    Dorigo, M., Di Caro, G: The ant colony optimization meta-heuristic. In: Corne, D., Dorigo, M., Glover, F. (eds.) New Ideas in Optimization, pp. 11–32. McGraw-Hill, New York (1999)Google Scholar
  10. 10.
    Pasia, J., Hartl, R., Doerner, K.: Solving bi-objective flowshop problem using pareto-ant colony optimization. In: Dorigo, M., Gambardella, L.M., Birattari, M., Martinoli, A., Poli, R., Stützle, T. (eds.) ANTS 2006. LNCS, vol. 4150, pp. 294–305. Springer, Heidelberg (2006)CrossRefGoogle Scholar
  11. 11.
    Taillard, E.: Benchmarks for basic scheduling problems. European Journal of Operational Research 64, 278–285 (1993)zbMATHCrossRefGoogle Scholar
  12. 12.
    Talbi, E., Rahoual, M., Mabed, M., Dhaenens, C.: A hybrid evolutionary approach for multicriteria optimization problems: Application to the flowshop. In: Zitzler, E., Deb, K., Thiele, L., Coello Coello, C.A., Corne, D.W. (eds.) EMO 2001. LNCS, vol. 1993, pp. 416–428. Springer, Heidelberg (2001)Google Scholar
  13. 13.
    Knowles, J., Thiele, L., Zitzler, E.: A tutorial on the performance assessment of stochastic multiobjective optimizers. Technical Report TIK-Report No. 214, Computer Engineering and Networks Laboratory, ETH Zurich, Gloriastrasse 35, ETH-Zentum, 8092 Zurich, Switzerland (2006)Google Scholar
  14. 14.
    Zitzler, E., Thiele, L.: Multiobjective evolutionary algorithms: a comparative case study and the strength pareto approach. IEEE Trans. Evolutionary Computation 3(4), 257–271 (1999)CrossRefGoogle Scholar
  15. 15.
    Hansen, M., Jaszkiewicz, A.: Evaluating the quality of approximations to the non-dominated set. Technical Report Technical Report IMM-REP-1998-7, Technical University of Denmark (1998)Google Scholar
  16. 16.
    Basseur, M., Seynhaeve, F., Talbi, E.G.: Adaptive mechanisms for multi-objective evolutionary algorithms (S3-R-00-222). In: IMACS multiconference, Computational Engineering in Systems Applications (CESA’03), Piscataway, IEEE Computer Society Press, Los Alamitos (2003)Google Scholar

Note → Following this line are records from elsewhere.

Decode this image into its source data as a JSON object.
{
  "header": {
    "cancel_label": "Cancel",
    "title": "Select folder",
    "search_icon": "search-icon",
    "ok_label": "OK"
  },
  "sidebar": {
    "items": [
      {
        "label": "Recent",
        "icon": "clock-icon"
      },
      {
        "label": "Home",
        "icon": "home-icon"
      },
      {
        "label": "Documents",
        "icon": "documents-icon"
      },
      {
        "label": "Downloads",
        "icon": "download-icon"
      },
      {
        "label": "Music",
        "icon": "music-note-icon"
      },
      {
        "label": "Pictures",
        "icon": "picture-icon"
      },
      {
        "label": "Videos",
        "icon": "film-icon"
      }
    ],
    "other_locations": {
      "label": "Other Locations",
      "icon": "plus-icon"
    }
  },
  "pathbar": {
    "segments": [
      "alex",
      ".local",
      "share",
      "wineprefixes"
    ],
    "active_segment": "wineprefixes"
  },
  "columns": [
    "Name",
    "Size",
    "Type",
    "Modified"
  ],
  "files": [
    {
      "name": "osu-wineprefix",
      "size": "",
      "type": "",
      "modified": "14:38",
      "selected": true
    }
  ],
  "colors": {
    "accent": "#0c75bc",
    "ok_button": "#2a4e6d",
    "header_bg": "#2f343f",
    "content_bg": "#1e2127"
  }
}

Copyright information

© Springer Berlin Heidelberg 2007

Authors and Affiliations

  • Joseph M. Pasia
    • 1
    • 3
  • Xavier Gandibleux
    • 2
  • Karl F. Doerner
    • 3
  • Richard F. Hartl
    • 3
  1. 1.Department of Mathematics, University of the Philippines-Diliman, Quezon CityPhilippines
  2. 2.Laboratoire d’ Informatique de Nantes Atlantique, Université de Nantes, NantesFrance
  3. 3.Department of Management Science, University of Vienna, ViennaAustria

Personalised recommendations